Understanding the Building Blocks of Language and Thought
Plastic nesting cups, blocks and Legos™ are more than mere playthings for babies--they are powerful tools in developing an understanding of spatial concepts, according to Marianella Casasola, an associate professor of human development at Cornell University who has received National Science Foundation (NSF) support early in her research career. She is documenting the connections between language input and human thought processes by studying the building blocks of language acquisition in infants. Her research shows that infants comprehend spatial relationships such as "in" and "on" through language input from caregivers and the babies' own play behaviors.
"Some argue that spatial concepts shape language," says Casasola, who received an NSF Faculty Early Career Development program (CAREER) award and the highly selective Presidential Early Career Award for Science and Engineering (PECASE). "But our research suggests that it also may be the other way around- -our specific language can actually help us form particular spatial concepts."
Casasola was one of 20 NSF-supported young scientists and engineers to be honored by the White House with the presidential award in 2005. PECASE is the highest honor bestowed by the U.S. government on scientists and engineers in the early stages of promising research and education careers. The Cornell researcher's studies with babies of English-speaking and Korean-speaking parents have yielded interesting results.
"Babies really enjoy putting one object inside another," says Casasola, explaining that babies between 6 and 10 months of age understand very little language, but are beginning to explore the concepts of containment ("in") and support ("on") with plastic nesting cups and blocks. In the Korean language, the concept is slightly different from English. Instead of "in" and "on," these babies learn the similar (but not quite parallel) concept of "tight-fit," or "kkita," by putting a peg into a hole or by snapping together Duplos™ (extra large Legos™ for toddlers). By 18 months, English-learning and Korean-learning babies diverge in the way they organize their concepts of containment and support based on how their language describes it.
"Between 10 and 18 months of age, English-learning babies are not yet able to visually recognize the commonality between the different examples of support," says Casasola. "But when an adult says, 'Look, it goes on. Wow,' the presence of the specific word aids understanding and attention for this spatial relation."
"Taking that knowledge a step further, we wanted to know if English-speaking toddlers could understand the Korean concept of 'tight-fit.' Could we teach them to think like Korean toddlers?" asks Casasola. She demonstrated examples of "tight-fit"--a cork in a bottle, Duplos™ fitting tightly together, a peg in a block--to 20-month-old English-speaking toddlers. When she then showed them videos of new examples of "tight-fit," their responses showed that they could, in fact, grasp the new concept.
In the spring of 2007, Casasola will begin a longitudinal study to examine the differences between Spanish-learning and English-learning babies in New York City.
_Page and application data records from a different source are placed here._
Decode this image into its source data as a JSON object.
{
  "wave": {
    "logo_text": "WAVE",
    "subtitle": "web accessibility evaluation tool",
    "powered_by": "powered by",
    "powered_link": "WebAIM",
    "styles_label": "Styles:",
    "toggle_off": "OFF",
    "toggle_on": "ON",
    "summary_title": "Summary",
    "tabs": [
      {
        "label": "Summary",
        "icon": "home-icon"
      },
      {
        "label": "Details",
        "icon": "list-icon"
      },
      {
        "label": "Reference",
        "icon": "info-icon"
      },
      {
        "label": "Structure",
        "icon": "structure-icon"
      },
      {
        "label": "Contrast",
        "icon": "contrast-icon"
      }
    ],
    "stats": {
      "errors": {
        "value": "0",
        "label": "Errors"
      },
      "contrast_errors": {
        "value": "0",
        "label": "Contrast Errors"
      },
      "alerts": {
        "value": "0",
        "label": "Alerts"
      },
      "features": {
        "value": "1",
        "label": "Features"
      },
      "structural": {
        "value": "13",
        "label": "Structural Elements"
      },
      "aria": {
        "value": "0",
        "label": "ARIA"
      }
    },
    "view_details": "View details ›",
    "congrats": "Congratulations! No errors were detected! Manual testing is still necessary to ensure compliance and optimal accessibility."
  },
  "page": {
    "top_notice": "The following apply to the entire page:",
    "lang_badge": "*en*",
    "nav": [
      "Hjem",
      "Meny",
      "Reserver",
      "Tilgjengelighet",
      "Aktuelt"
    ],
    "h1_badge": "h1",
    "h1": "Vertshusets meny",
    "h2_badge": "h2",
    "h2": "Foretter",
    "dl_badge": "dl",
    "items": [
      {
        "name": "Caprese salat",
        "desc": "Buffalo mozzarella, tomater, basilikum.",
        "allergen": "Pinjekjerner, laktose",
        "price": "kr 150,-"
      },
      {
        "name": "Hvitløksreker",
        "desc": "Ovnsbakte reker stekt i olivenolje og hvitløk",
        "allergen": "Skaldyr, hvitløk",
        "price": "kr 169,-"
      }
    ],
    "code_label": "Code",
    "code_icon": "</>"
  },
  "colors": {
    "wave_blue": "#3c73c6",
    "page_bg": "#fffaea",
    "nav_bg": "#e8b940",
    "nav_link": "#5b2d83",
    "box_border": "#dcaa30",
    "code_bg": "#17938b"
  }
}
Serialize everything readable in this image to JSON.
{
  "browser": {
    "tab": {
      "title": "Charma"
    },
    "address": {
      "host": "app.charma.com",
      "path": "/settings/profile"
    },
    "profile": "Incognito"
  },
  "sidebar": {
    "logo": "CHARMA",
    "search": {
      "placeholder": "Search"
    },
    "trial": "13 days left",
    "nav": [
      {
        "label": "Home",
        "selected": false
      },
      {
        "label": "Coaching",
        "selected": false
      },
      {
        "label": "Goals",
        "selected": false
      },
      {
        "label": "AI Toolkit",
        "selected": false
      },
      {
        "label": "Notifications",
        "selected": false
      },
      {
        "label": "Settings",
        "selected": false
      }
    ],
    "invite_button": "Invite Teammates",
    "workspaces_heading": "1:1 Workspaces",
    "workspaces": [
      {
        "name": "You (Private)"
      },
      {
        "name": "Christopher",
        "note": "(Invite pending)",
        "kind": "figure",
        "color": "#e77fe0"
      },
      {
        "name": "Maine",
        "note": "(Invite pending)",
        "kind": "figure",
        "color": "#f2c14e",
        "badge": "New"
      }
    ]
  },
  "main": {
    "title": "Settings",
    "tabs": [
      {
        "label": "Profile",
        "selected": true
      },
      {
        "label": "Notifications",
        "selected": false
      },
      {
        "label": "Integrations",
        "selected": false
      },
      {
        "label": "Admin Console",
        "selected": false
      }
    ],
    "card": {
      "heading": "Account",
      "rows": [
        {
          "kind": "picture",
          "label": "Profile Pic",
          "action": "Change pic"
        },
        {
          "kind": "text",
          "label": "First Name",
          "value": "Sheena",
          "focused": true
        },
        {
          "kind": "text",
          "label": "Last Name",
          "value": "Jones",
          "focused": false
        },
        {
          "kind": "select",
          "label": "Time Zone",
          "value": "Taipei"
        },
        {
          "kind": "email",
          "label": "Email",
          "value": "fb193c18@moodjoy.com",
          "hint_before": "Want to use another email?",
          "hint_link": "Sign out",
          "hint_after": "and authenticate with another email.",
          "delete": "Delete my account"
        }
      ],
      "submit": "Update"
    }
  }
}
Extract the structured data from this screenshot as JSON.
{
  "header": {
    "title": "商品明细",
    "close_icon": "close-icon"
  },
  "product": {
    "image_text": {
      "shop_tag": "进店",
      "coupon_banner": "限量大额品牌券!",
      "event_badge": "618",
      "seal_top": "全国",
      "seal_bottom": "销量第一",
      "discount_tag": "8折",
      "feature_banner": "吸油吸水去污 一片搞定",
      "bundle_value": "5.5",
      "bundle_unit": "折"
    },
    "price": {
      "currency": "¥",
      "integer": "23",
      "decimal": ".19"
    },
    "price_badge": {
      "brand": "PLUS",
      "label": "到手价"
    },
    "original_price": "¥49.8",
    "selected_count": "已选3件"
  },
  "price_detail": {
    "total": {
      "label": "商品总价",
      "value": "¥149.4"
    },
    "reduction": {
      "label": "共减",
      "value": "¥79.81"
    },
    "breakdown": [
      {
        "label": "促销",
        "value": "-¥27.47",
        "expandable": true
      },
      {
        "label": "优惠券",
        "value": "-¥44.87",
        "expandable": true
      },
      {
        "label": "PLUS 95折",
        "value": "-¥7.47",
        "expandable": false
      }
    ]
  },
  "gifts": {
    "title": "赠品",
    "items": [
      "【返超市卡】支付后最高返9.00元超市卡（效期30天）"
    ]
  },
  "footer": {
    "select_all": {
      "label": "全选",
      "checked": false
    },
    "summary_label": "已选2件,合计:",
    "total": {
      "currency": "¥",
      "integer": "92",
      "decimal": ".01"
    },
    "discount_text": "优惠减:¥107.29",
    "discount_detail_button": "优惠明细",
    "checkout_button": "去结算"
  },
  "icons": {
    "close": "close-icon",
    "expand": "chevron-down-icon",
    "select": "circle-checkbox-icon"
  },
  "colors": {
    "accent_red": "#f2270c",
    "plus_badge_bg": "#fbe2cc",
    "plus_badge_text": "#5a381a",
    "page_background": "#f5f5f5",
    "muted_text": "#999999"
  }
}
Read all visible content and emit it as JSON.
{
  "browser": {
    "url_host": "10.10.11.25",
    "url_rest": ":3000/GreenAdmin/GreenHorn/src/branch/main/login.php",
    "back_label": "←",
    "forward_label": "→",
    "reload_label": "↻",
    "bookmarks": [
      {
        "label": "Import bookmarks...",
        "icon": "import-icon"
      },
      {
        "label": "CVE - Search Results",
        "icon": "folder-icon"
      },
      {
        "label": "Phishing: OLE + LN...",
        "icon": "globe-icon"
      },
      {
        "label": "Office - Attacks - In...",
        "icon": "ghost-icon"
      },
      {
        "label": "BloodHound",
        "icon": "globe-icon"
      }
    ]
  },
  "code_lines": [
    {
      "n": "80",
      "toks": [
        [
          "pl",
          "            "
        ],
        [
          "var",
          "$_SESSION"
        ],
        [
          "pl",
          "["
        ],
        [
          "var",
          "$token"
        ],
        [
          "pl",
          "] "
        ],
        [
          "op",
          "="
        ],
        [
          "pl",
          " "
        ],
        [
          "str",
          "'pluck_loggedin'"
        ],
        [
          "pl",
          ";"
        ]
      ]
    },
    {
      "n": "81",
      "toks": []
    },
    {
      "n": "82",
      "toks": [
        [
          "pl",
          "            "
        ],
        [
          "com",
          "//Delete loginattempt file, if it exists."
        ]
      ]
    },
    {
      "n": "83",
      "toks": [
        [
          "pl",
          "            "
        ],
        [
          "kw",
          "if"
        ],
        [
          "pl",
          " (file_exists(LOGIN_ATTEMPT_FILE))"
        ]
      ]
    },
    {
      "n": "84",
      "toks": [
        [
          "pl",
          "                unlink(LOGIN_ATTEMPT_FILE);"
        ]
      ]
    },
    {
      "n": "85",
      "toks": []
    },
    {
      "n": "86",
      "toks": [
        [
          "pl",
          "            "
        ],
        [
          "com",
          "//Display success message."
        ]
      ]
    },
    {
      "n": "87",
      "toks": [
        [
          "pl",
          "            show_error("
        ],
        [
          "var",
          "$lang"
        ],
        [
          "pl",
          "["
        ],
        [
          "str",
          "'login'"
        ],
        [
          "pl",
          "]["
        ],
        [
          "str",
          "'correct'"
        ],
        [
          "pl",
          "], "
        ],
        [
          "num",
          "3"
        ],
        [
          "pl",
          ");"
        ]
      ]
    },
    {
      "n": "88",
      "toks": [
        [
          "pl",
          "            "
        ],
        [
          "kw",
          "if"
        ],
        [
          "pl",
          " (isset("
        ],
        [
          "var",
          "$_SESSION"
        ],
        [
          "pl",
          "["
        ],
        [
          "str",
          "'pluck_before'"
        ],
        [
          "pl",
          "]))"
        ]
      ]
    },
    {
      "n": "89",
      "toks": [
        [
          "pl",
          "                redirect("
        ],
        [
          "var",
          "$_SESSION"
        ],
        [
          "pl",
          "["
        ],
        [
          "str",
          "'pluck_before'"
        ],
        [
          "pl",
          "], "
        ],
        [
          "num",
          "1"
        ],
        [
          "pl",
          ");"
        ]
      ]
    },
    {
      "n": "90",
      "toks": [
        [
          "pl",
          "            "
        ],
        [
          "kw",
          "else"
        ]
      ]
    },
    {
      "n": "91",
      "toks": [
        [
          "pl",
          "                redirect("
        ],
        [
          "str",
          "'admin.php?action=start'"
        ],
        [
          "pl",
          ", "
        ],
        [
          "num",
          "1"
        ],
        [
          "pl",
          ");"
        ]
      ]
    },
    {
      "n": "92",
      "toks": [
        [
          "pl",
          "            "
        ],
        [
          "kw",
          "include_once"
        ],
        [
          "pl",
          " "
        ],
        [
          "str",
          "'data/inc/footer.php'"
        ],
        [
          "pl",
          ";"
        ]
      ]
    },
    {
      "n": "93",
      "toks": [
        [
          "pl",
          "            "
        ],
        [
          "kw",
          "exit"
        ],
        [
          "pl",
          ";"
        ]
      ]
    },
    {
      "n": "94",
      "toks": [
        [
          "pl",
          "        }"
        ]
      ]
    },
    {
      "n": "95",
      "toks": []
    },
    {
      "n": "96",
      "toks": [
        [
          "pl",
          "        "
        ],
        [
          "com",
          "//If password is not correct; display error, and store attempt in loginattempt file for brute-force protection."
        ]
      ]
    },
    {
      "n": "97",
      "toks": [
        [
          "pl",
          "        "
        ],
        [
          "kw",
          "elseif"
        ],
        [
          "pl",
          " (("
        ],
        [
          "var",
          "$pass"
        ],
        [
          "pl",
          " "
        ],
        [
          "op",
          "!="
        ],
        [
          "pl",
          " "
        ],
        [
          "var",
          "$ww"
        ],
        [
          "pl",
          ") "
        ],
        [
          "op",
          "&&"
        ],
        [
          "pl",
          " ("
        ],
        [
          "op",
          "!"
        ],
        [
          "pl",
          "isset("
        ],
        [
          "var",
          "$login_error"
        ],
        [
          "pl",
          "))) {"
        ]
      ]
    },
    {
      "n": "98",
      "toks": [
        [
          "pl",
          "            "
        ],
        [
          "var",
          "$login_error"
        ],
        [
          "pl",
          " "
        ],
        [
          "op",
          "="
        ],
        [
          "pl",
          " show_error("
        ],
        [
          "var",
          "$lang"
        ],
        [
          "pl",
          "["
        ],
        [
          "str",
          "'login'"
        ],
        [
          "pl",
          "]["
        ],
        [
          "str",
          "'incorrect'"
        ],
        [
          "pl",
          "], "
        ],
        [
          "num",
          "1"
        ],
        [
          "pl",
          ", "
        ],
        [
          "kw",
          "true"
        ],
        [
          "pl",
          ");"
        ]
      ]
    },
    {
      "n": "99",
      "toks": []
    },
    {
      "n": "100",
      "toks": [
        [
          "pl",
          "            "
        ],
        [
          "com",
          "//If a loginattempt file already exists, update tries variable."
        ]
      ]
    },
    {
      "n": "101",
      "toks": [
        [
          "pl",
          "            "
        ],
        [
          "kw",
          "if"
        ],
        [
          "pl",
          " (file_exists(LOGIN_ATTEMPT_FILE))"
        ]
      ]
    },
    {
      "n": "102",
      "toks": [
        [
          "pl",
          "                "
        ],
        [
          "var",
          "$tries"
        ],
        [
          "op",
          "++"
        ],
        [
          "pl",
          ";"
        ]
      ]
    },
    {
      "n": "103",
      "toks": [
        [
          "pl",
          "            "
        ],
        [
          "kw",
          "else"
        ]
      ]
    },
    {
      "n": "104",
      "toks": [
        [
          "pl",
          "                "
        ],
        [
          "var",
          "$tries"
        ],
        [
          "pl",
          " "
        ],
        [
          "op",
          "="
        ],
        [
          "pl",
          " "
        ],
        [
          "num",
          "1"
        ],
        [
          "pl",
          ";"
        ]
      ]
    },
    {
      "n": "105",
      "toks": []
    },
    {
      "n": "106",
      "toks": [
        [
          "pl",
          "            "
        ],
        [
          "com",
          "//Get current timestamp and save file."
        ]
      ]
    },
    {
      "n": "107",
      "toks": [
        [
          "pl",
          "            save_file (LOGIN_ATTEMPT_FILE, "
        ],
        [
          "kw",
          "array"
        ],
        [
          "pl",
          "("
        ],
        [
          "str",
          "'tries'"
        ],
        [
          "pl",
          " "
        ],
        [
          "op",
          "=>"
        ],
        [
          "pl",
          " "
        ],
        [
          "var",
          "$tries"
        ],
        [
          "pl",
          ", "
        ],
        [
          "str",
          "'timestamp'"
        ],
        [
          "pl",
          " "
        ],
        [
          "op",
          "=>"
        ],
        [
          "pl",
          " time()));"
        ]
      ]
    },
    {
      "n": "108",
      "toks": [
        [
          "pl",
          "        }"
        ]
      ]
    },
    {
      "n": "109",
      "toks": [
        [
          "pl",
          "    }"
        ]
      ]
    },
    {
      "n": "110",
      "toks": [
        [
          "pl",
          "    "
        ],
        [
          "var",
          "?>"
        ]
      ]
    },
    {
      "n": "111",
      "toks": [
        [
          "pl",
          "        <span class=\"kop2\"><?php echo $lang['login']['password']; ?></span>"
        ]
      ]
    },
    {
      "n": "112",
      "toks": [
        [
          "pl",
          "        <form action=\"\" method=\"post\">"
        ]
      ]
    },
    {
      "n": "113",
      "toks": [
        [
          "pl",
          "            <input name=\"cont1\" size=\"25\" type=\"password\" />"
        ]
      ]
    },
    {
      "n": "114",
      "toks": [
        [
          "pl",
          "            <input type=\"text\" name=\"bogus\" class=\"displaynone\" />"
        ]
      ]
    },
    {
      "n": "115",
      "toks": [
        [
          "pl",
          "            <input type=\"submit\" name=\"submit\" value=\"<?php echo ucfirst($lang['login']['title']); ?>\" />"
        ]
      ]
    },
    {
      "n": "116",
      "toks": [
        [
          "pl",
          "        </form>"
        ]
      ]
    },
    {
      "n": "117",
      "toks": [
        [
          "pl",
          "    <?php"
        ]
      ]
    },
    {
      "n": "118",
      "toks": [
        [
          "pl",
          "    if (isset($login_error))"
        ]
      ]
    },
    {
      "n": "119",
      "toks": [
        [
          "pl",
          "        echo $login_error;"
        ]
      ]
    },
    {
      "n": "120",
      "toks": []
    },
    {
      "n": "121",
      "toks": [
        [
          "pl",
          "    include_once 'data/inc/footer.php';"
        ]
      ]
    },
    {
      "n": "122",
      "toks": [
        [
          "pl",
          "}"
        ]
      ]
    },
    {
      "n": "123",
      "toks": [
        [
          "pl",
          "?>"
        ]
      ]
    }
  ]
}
She and her students will follow the progress of infants and their families, checking in on them every three months starting when the babies are 10 months of age and continuing until they reach 22 months. While English-learning babies are exploring the separate concepts of "in" and "on," Spanish-learning babies are learning the word "en," which can mean either "in" or "on."
This study is "more ecologically valid" says Casasola, in that she and her students will be testing the babies' understanding of spatial concepts in their natural home environment, rather than in a controlled laboratory setting. "It's a very open study. We are going to let the parents pick which toys to play with first so we can explore the differences in parental choices across environments. For example, do Korean mothers pick toys that can be placed in a 'tight-fit' first?" She notes that English-speaking parents seem to place more focus on showing the concept of "on" when interacting with their babies by stacking towers and building blocks, yet the parents talk about "in" most often.
Casasola, who also teaches courses in research methodology at Cornell, is using the study to train her graduate and undergraduate students in a variety of methodologies that will help them become strong, independent researchers. While she expects that findings from the longitudinal study will be extremely rich in insights, the in-home study format presents new challenges to student researchers as they work to gather data in a less controlled environment. She hopes that this new experience will foster a sense of adventure in her students, as well as shed new light on language and thought processes.
"While the interaction between thought and language in early development is complex, babies remain flexible in their learning," Casasola concludes. "Babies as young as 18 months old know when they are hearing a different language. They can adapt to new language patterns, apply a different type of word and organize concepts according to different bases. This ability has important implications for learning a second language."